On the other hand, Newton's capital result that "to the same ray ever belongs the same refrangibility," (the media being the same,) is a conclusion, indeed, of a most general nature, and which universal experience has amply confirmed, but it was founded on a very limited induction derived from prismatic experiments with, at most, three or four different media.
2. The early history of astronomy is full of
examples of the compatibility of accumulated observation with the want of satisfactory induction. The ancient astronomers were indefatigable in the diligence with which they amassed observations. But they constructed out of them no theory which could attain a real permanence. The system of Ptolemy sufficed to a certain extent to represent the observed motions of the planets. The advance in accuracy of observations, however, soon required corresponding improvements in the system; which was obliged to be modified to accord with them: but, at length, the immense complexity introduced by the cycles and epicycles which were necessary to account for the apparent motions, began to induce a persuasion that such complication could not be the real law of nature: juster principles were therefore to be sought. No astronomer ever laboured more sedulously in making and recording observations, than Tycho Brahe. But though persuaded of the insufficiency of the Ptolemaic hypothesis, he did not succeed in constructing a better: not from deficiency of facts, but from his strangely-erroneous assumption of a guiding theoretical principle.

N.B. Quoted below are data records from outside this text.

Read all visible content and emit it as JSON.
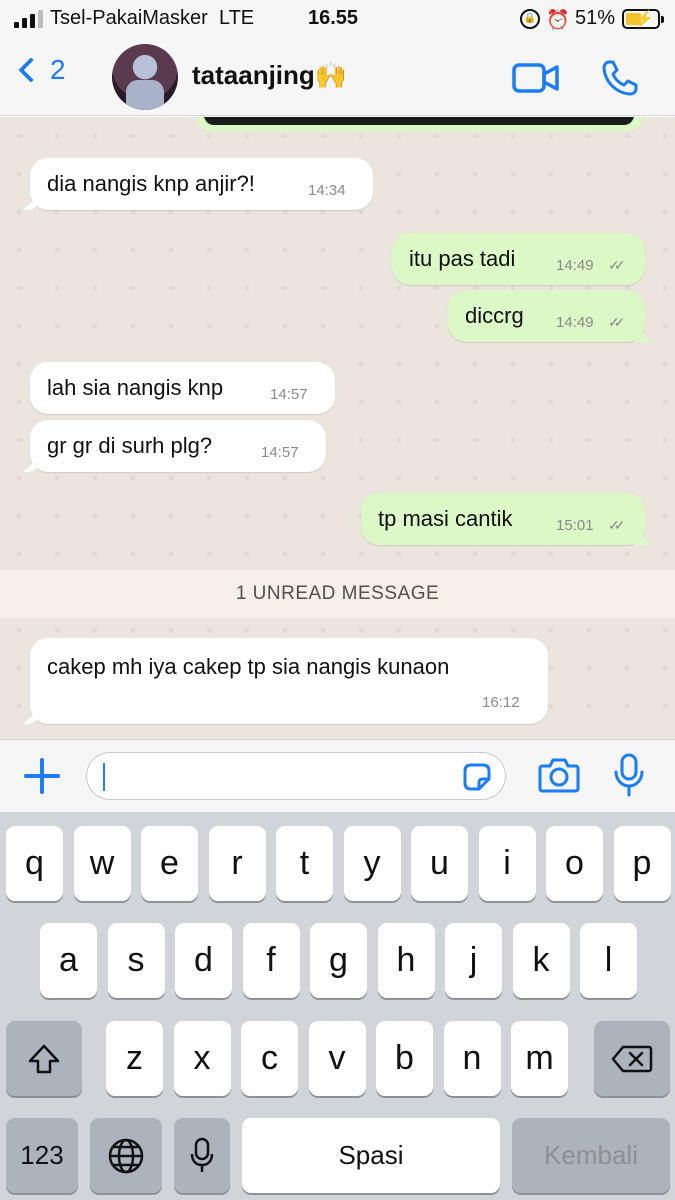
{
  "status_bar": {
    "carrier": "Tsel-PakaiMasker",
    "network": "LTE",
    "time": "16.55",
    "battery_percent": "51%",
    "battery_level": 0.51,
    "signal_bars": 3,
    "icons": [
      "rotation-lock-icon",
      "alarm-icon",
      "battery-charging-icon"
    ]
  },
  "header": {
    "back_count": "2",
    "contact_name": "tataanjing🙌",
    "accent_color": "#1a7cf6"
  },
  "messages": [
    {
      "direction": "in",
      "text": "dia nangis knp anjir?!",
      "time": "14:34"
    },
    {
      "direction": "out",
      "text": "itu pas tadi",
      "time": "14:49",
      "read": true
    },
    {
      "direction": "out",
      "text": "diccrg",
      "time": "14:49",
      "read": true
    },
    {
      "direction": "in",
      "text": "lah sia nangis knp",
      "time": "14:57"
    },
    {
      "direction": "in",
      "text": "gr gr di surh plg?",
      "time": "14:57"
    },
    {
      "direction": "out",
      "text": "tp masi cantik",
      "time": "15:01",
      "read": true
    },
    {
      "direction": "in",
      "text": "cakep mh iya cakep tp sia nangis kunaon",
      "time": "16:12"
    }
  ],
  "unread_banner": "1 UNREAD MESSAGE",
  "composer": {
    "value": ""
  },
  "keyboard": {
    "row1": [
      "q",
      "w",
      "e",
      "r",
      "t",
      "y",
      "u",
      "i",
      "o",
      "p"
    ],
    "row2": [
      "a",
      "s",
      "d",
      "f",
      "g",
      "h",
      "j",
      "k",
      "l"
    ],
    "row3": [
      "z",
      "x",
      "c",
      "v",
      "b",
      "n",
      "m"
    ],
    "numbers_label": "123",
    "space_label": "Spasi",
    "return_label": "Kembali"
  }
}
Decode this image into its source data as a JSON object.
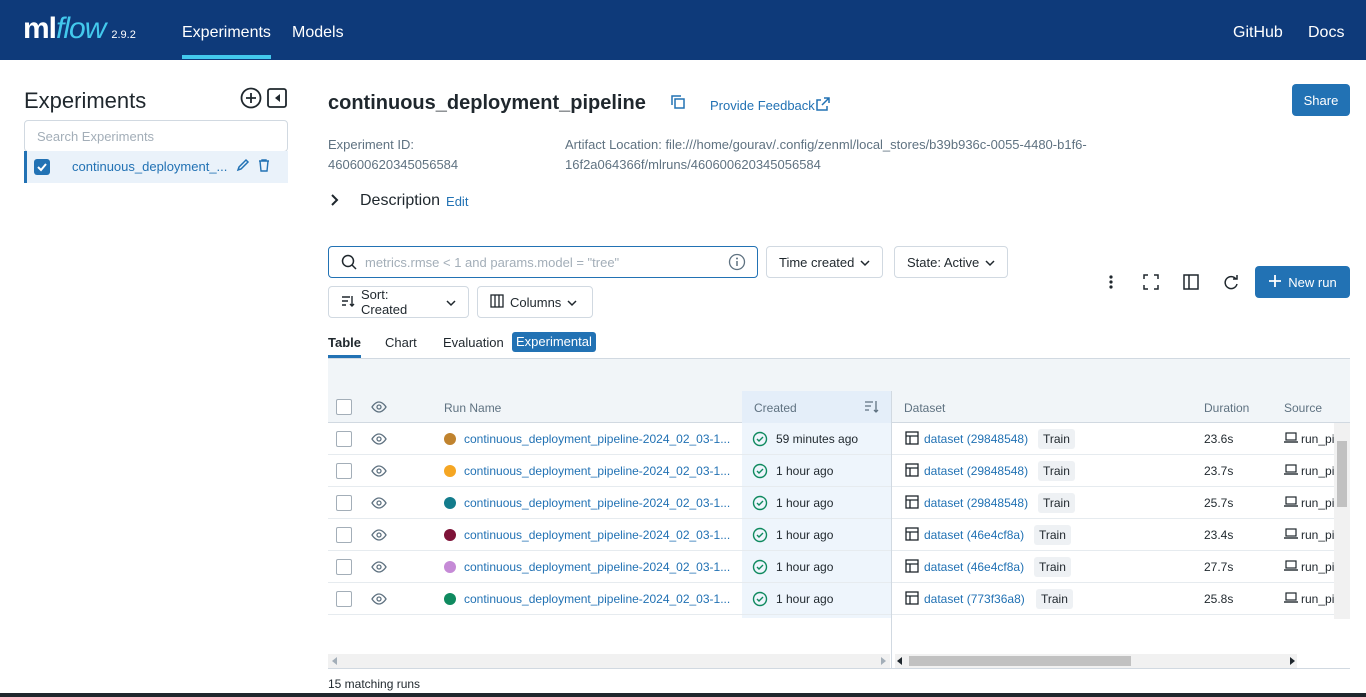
{
  "header": {
    "logo_ml": "ml",
    "logo_flow": "flow",
    "version": "2.9.2",
    "tabs": [
      {
        "label": "Experiments"
      },
      {
        "label": "Models"
      }
    ],
    "right_links": [
      {
        "label": "GitHub"
      },
      {
        "label": "Docs"
      }
    ]
  },
  "sidebar": {
    "title": "Experiments",
    "search_placeholder": "Search Experiments",
    "items": [
      {
        "label": "continuous_deployment_..."
      }
    ]
  },
  "experiment": {
    "title": "continuous_deployment_pipeline",
    "feedback_label": "Provide Feedback",
    "share_label": "Share",
    "id_label": "Experiment ID:",
    "id_value": "460600620345056584",
    "artifact_label": "Artifact Location: file:///home/gourav/.config/zenml/local_stores/b39b936c-0055-4480-b1f6-",
    "artifact_value": "16f2a064366f/mlruns/460600620345056584",
    "description_label": "Description",
    "description_edit": "Edit"
  },
  "toolbar": {
    "search_placeholder": "metrics.rmse < 1 and params.model = \"tree\"",
    "time_created": "Time created",
    "state": "State: Active",
    "sort": "Sort: Created",
    "columns": "Columns",
    "new_run": "New run"
  },
  "view_tabs": [
    {
      "label": "Table"
    },
    {
      "label": "Chart"
    },
    {
      "label": "Evaluation"
    },
    {
      "label": "Experimental"
    }
  ],
  "table": {
    "columns": [
      "Run Name",
      "Created",
      "Dataset",
      "Duration",
      "Source"
    ],
    "rows": [
      {
        "color": "#c0832e",
        "name": "continuous_deployment_pipeline-2024_02_03-1...",
        "created": "59 minutes ago",
        "dataset": "dataset (29848548)",
        "tag": "Train",
        "duration": "23.6s",
        "source": "run_pi"
      },
      {
        "color": "#f5a623",
        "name": "continuous_deployment_pipeline-2024_02_03-1...",
        "created": "1 hour ago",
        "dataset": "dataset (29848548)",
        "tag": "Train",
        "duration": "23.7s",
        "source": "run_pi"
      },
      {
        "color": "#137c8c",
        "name": "continuous_deployment_pipeline-2024_02_03-1...",
        "created": "1 hour ago",
        "dataset": "dataset (29848548)",
        "tag": "Train",
        "duration": "25.7s",
        "source": "run_pi"
      },
      {
        "color": "#7e1338",
        "name": "continuous_deployment_pipeline-2024_02_03-1...",
        "created": "1 hour ago",
        "dataset": "dataset (46e4cf8a)",
        "tag": "Train",
        "duration": "23.4s",
        "source": "run_pi"
      },
      {
        "color": "#c58ad6",
        "name": "continuous_deployment_pipeline-2024_02_03-1...",
        "created": "1 hour ago",
        "dataset": "dataset (46e4cf8a)",
        "tag": "Train",
        "duration": "27.7s",
        "source": "run_pi"
      },
      {
        "color": "#0f8a5f",
        "name": "continuous_deployment_pipeline-2024_02_03-1...",
        "created": "1 hour ago",
        "dataset": "dataset (773f36a8)",
        "tag": "Train",
        "duration": "25.8s",
        "source": "run_pi"
      }
    ]
  },
  "footer": {
    "matching": "15 matching runs"
  },
  "colors": {
    "header_bg": "#0e3a7a",
    "accent": "#2272b4",
    "logo_flow": "#43c9ed"
  }
}
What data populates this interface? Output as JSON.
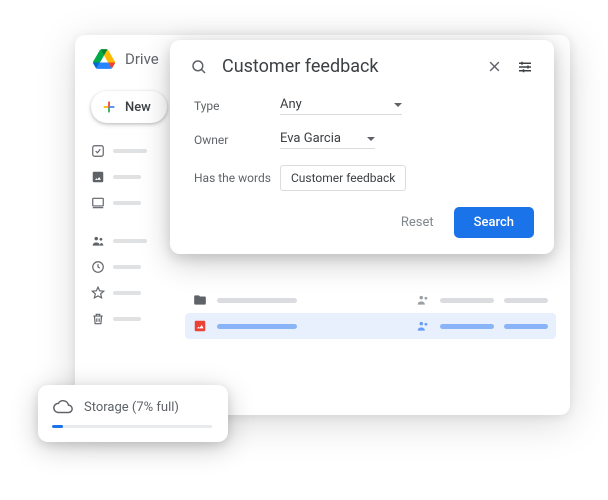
{
  "app": {
    "title": "Drive"
  },
  "sidebar": {
    "new_label": "New"
  },
  "search": {
    "query": "Customer feedback",
    "filters": {
      "type_label": "Type",
      "type_value": "Any",
      "owner_label": "Owner",
      "owner_value": "Eva Garcia",
      "words_label": "Has the words",
      "words_value": "Customer feedback"
    },
    "reset_label": "Reset",
    "search_label": "Search"
  },
  "storage": {
    "label": "Storage (7% full)",
    "percent": 7
  }
}
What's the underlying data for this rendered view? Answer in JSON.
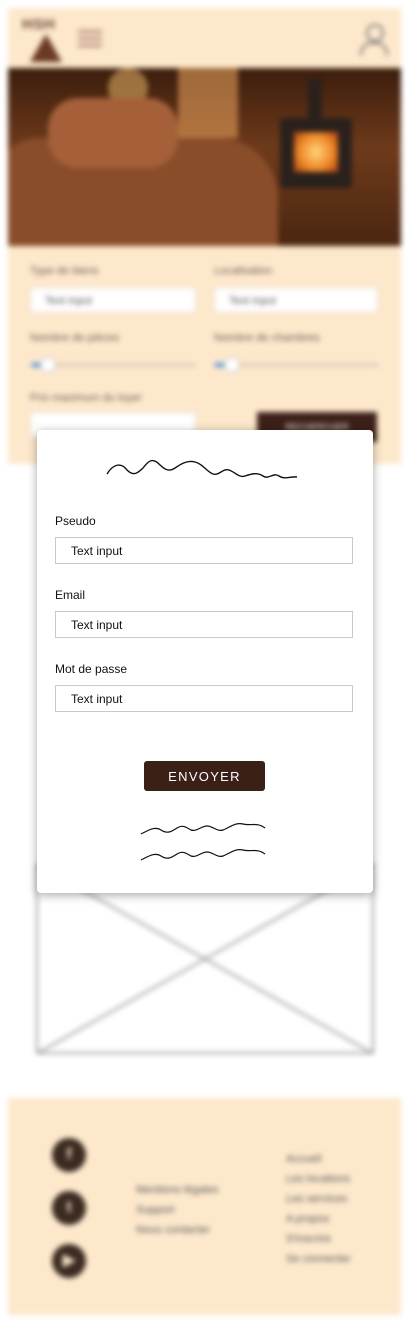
{
  "background_page": {
    "header": {
      "logo_text": "HSH",
      "menu_icon": "hamburger-menu-icon",
      "account_icon": "user-icon"
    },
    "search_form": {
      "property_type_label": "Type de biens",
      "property_type_placeholder": "Text input",
      "location_label": "Localisation",
      "location_placeholder": "Text input",
      "rooms_label": "Nombre de pièces",
      "bedrooms_label": "Nombre de chambres",
      "max_price_label": "Prix maximum du loyer",
      "submit_label": "RECHERCHER"
    },
    "footer": {
      "social_icons": [
        "facebook-icon",
        "twitter-icon",
        "youtube-icon"
      ],
      "legal_links": [
        "Mentions légales",
        "Support",
        "Nous contacter"
      ],
      "nav_links": [
        "Accueil",
        "Les locations",
        "Les services",
        "A propos",
        "S'inscrire",
        "Se connecter"
      ]
    }
  },
  "signup_modal": {
    "fields": [
      {
        "label": "Pseudo",
        "value": "Text input"
      },
      {
        "label": "Email",
        "value": "Text input"
      },
      {
        "label": "Mot de passe",
        "value": "Text input"
      }
    ],
    "submit_label": "ENVOYER"
  },
  "colors": {
    "beige": "#fde8cc",
    "brown_button": "#3b2018",
    "slider_accent": "#4a8ee0"
  }
}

Kepler worked upon Tycho's materials. The labour which he bestowed on calculation was absolutely incredible. But theory after theory was adopted and rejected, because he had not any other guide than random conjecture, and nothing but the accurate calculation of every detail could suffice to put those conjectures to the test. He had not